“The trial court’s contrary, formalistic reading of ‘further hearing’ cannot be sustained,” the state’s lawyers argue. “Under this reading of ‘further hearing,’ the very judge from whom a change is sought may eliminate a party’s right to a change of judge simply by declining to set a formal ‘hearing' on an issue to be determined on remand. This reading would defeat, not serve, Trial Rule 76(C)(3)’s purposes.
“Furthermore, the trial court’s immediate entry of the Damages Order on the morning the Decision was certified cannot defeat the State’s right to change of judge, including on the issue of the State’s damages. … A trial court should not be allowed to cut off the right to change of judge on remand by issuing in the interim, before the mandatory ten-day period has expired, an order purporting to resolve the merits of issues to be determined on remand.”
The original action is the latest in long-running litigation that began after the state contracted with IBM to upgrade eligibility determinations for welfare benefits through the Indiana Family and Social Services Administration. The contract was enacted in 2006, canceled in 2009, and the state sued IBM for breach in 2010.
“The State also submits the Writ is particularly necessary and appropriate given the history of this Action, a high-profile dispute with enormous impact on Hoosiers needing welfare services and Hoosier taxpayers generally,” one of the briefs says.
“This litigation history is beyond extraordinary. It has entailed enormous costs for the State and its taxpayers, with more in the offing. In light of the timing and substance of the Damages Order and other post-remand entries, the State’s counsel also respectfully submit that at this point, there is at least an appearance that the trial court may be unable to address impartially the issues on remand,” one brief said.
“As a federal appellate court just observed in comparable circumstances: ‘In light of the history of this case and related litigation, it is clear to us that the [trial] judge would have substantial difficulty in putting out of his mind his previously expressed, erroneous findings and conclusions, and that reassignment is advisable to preserve the appearance of justice,’” the state’s lawyers argued, citing Stetson v. Grissom, __ F.3d __, 2016 WL 2731587, *6 (9th Cir. May 11, 2016).

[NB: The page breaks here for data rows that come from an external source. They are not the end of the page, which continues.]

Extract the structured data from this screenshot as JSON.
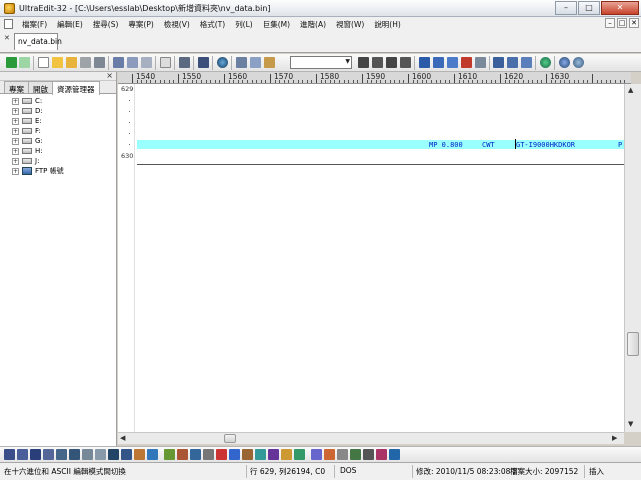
{
  "window": {
    "title": "UltraEdit-32 - [C:\\Users\\esslab\\Desktop\\新增資料夾\\nv_data.bin]",
    "minimize": "–",
    "maximize": "□",
    "close": "✕"
  },
  "menu": {
    "items": [
      "檔案(F)",
      "編輯(E)",
      "搜尋(S)",
      "專案(P)",
      "檢視(V)",
      "格式(T)",
      "列(L)",
      "巨集(M)",
      "進階(A)",
      "視窗(W)",
      "說明(H)"
    ],
    "mdi_buttons": [
      "–",
      "□",
      "✕"
    ]
  },
  "tabs": {
    "close_x": "✕",
    "file_tab": "nv_data.bin"
  },
  "toolbar": {
    "combo_value": "",
    "combo_arrow": "▼"
  },
  "sidepane": {
    "close": "×",
    "tabs": [
      "專案",
      "開啟",
      "資源管理器"
    ],
    "active_tab": 2,
    "tree": [
      {
        "label": "C:",
        "icon": "drive-icon"
      },
      {
        "label": "D:",
        "icon": "drive-icon"
      },
      {
        "label": "E:",
        "icon": "drive-icon"
      },
      {
        "label": "F:",
        "icon": "drive-icon"
      },
      {
        "label": "G:",
        "icon": "drive-icon"
      },
      {
        "label": "H:",
        "icon": "drive-icon"
      },
      {
        "label": "J:",
        "icon": "drive-icon"
      },
      {
        "label": "FTP 帳號",
        "icon": "ftp-icon"
      }
    ]
  },
  "ruler": {
    "labels": [
      "1540",
      "1550",
      "1560",
      "1570",
      "1580",
      "1590",
      "1600",
      "1610",
      "1620",
      "1630"
    ]
  },
  "editor": {
    "line_numbers": [
      "629",
      "630"
    ],
    "highlight_segments": [
      {
        "text": "MP 0.800",
        "col": 0
      },
      {
        "text": "CWT",
        "col": 1
      },
      {
        "text": "GT-I9000HKDKOR",
        "col": 2
      },
      {
        "text": "P",
        "col": 3
      }
    ],
    "highlight_color": "#99ffff",
    "text_color": "#0022cc"
  },
  "scrollbars": {
    "up": "▲",
    "down": "▼",
    "left": "◀",
    "right": "▶"
  },
  "statusbar": {
    "hint": "在十六進位和 ASCII 編輯模式間切換",
    "position": "行 629, 列26194, C0",
    "format": "DOS",
    "modified": "修改: 2010/11/5 08:23:08下",
    "filesize": "檔案大小: 2097152",
    "mode": "插入"
  }
}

Briefs in the case are available on the appellate court docket in State of Indiana Acting on Behalf of The Indiana Family Social Services Administration v. David Joseph Dreyer, et al., 49S00-1605-OR-294.